**Task to carry out**
Using the records below, find every line that includes "this" and copy it.
* * *
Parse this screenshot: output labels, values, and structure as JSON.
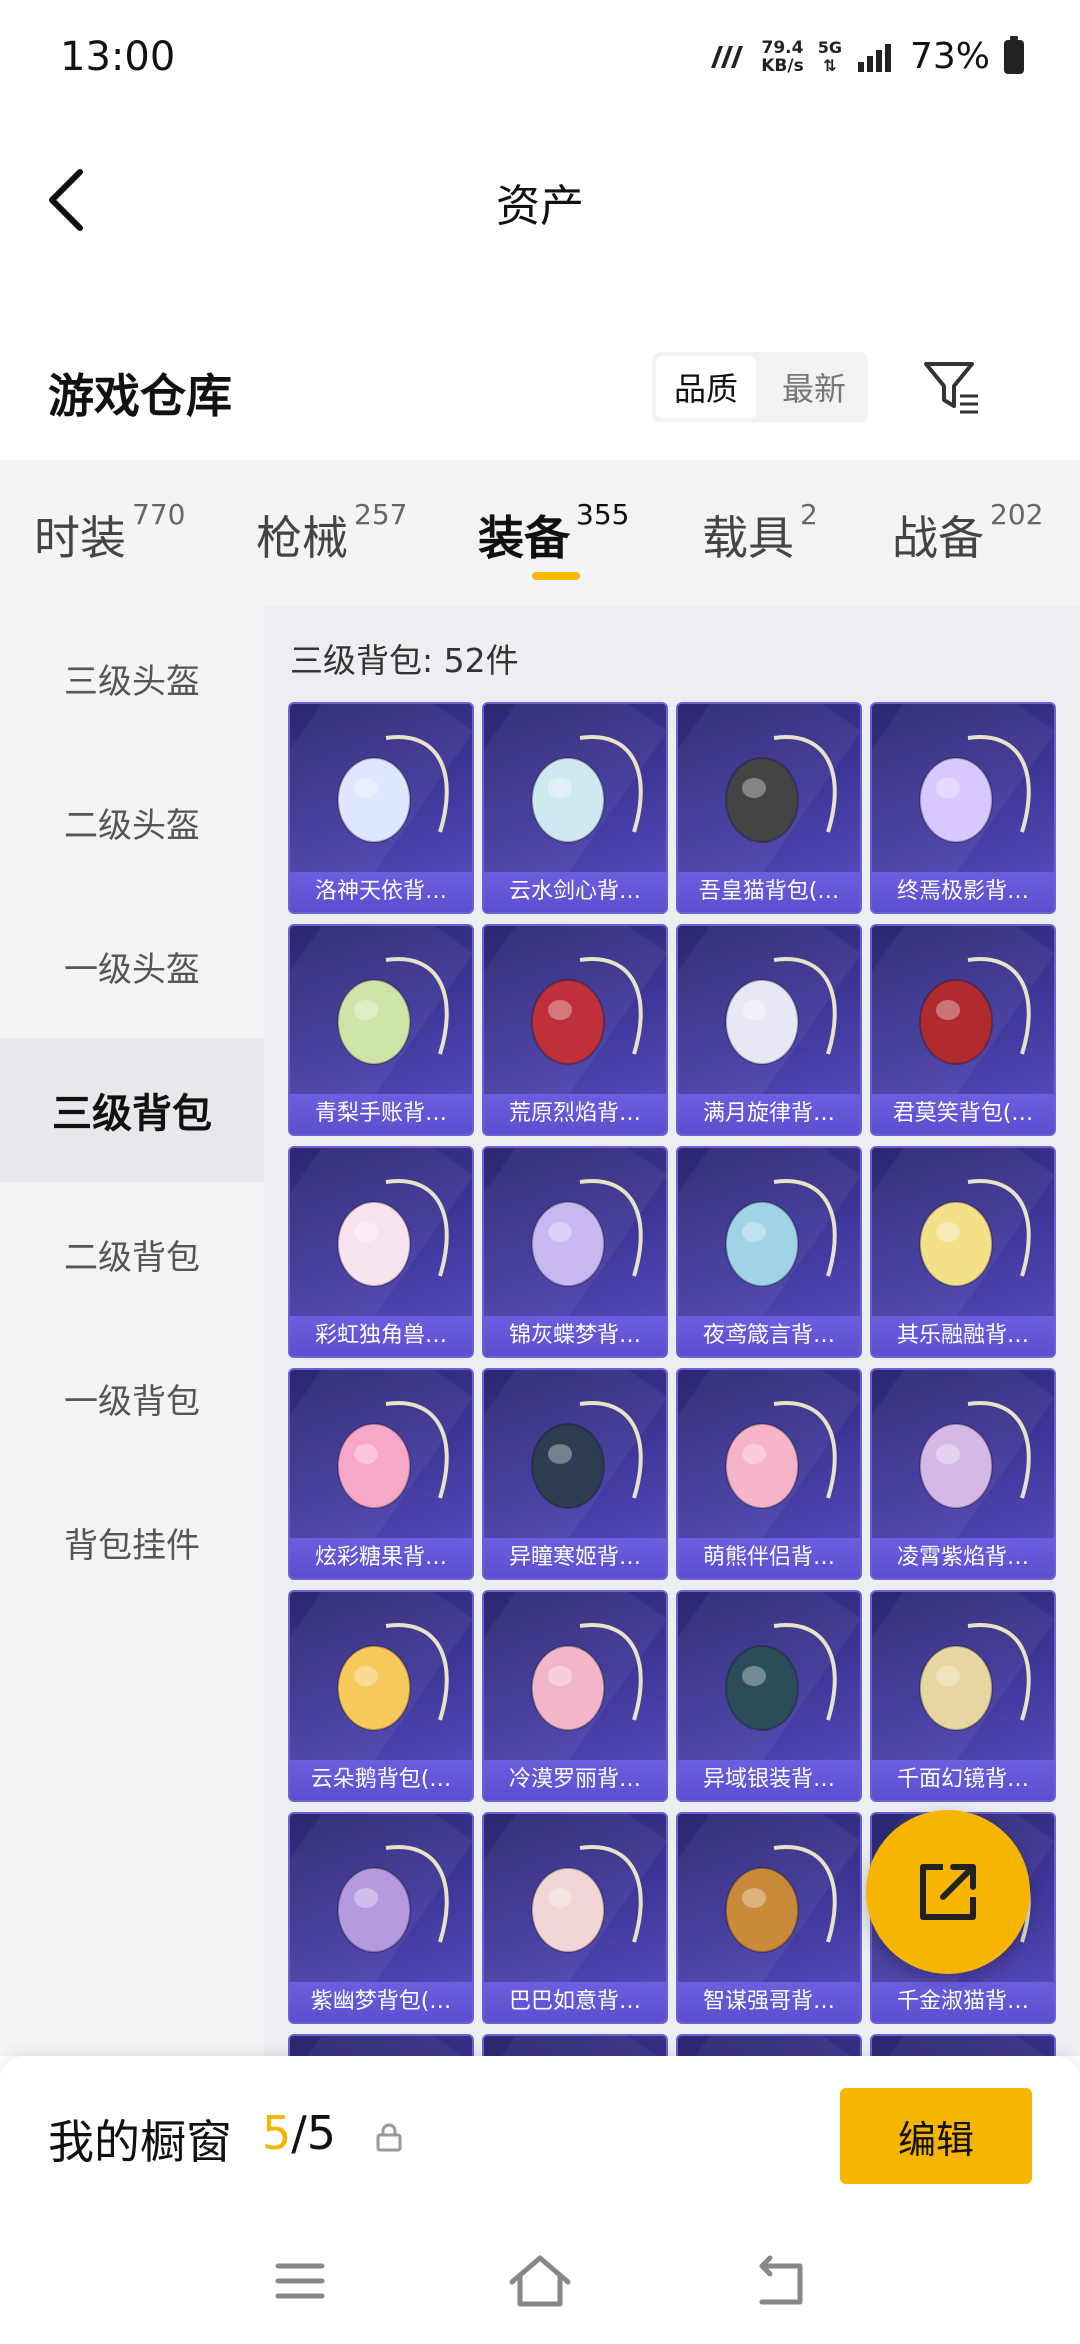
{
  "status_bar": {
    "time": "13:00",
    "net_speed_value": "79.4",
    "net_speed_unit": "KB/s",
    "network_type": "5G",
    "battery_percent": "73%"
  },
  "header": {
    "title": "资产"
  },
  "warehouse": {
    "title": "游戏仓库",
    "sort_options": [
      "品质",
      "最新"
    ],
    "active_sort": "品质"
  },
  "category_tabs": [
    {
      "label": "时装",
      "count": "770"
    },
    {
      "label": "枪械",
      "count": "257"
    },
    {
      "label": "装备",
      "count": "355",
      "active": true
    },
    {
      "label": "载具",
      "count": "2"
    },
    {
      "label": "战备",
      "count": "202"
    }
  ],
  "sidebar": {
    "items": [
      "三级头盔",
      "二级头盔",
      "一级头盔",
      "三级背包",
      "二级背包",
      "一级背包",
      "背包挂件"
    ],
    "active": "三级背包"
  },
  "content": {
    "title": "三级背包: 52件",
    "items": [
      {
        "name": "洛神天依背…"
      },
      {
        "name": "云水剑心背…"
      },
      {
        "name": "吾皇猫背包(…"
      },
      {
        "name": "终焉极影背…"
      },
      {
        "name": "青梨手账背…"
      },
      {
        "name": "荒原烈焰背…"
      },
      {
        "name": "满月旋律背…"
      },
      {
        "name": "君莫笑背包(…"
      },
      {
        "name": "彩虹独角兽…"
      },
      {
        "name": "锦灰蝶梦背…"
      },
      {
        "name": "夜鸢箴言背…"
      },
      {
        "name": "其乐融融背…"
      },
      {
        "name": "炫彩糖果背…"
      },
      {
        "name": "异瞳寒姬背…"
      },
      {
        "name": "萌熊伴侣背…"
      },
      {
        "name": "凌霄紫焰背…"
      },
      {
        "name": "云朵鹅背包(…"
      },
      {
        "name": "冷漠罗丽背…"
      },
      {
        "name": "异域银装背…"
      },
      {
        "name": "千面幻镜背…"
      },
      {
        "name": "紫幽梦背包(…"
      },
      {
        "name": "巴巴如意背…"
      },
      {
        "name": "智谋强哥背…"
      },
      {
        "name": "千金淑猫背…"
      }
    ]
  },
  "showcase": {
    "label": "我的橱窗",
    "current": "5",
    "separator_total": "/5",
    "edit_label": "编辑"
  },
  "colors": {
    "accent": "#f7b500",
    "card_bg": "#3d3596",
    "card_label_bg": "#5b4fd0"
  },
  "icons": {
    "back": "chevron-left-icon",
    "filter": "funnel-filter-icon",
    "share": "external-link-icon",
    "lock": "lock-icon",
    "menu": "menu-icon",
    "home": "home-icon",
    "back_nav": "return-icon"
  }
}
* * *
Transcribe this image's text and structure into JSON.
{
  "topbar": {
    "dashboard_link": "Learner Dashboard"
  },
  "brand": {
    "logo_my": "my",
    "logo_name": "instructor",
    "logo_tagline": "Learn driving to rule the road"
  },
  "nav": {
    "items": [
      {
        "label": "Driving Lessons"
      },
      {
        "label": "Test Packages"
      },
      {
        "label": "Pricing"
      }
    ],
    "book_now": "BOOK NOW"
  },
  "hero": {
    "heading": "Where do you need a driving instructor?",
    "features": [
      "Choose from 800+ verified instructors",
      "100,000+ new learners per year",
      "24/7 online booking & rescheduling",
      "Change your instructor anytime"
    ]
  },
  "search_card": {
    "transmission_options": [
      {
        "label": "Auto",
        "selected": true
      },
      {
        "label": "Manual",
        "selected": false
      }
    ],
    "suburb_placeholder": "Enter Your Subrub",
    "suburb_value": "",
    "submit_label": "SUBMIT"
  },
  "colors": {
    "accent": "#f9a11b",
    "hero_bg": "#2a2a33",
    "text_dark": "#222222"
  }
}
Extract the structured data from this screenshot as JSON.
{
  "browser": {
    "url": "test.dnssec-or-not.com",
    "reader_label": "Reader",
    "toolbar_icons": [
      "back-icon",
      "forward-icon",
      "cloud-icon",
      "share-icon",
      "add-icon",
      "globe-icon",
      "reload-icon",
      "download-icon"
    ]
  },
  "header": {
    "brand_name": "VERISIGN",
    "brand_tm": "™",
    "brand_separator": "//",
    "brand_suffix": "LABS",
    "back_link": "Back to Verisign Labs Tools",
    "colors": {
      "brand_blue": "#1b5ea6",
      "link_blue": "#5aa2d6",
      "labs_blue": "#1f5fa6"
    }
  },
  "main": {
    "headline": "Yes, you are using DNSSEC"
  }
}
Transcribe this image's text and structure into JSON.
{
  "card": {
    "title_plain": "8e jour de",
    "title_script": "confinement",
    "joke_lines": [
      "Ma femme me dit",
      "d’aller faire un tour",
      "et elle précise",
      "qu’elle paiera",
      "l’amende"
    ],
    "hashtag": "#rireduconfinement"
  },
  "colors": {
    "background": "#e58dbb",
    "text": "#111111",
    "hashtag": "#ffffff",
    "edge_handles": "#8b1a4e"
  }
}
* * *
**Problem solution**
Parse this screenshot: output labels, values, and structure as JSON.
Transcribe this image's text and structure into JSON.
Extract the structured data from this screenshot as JSON.
Transcribe this image's text and structure into JSON.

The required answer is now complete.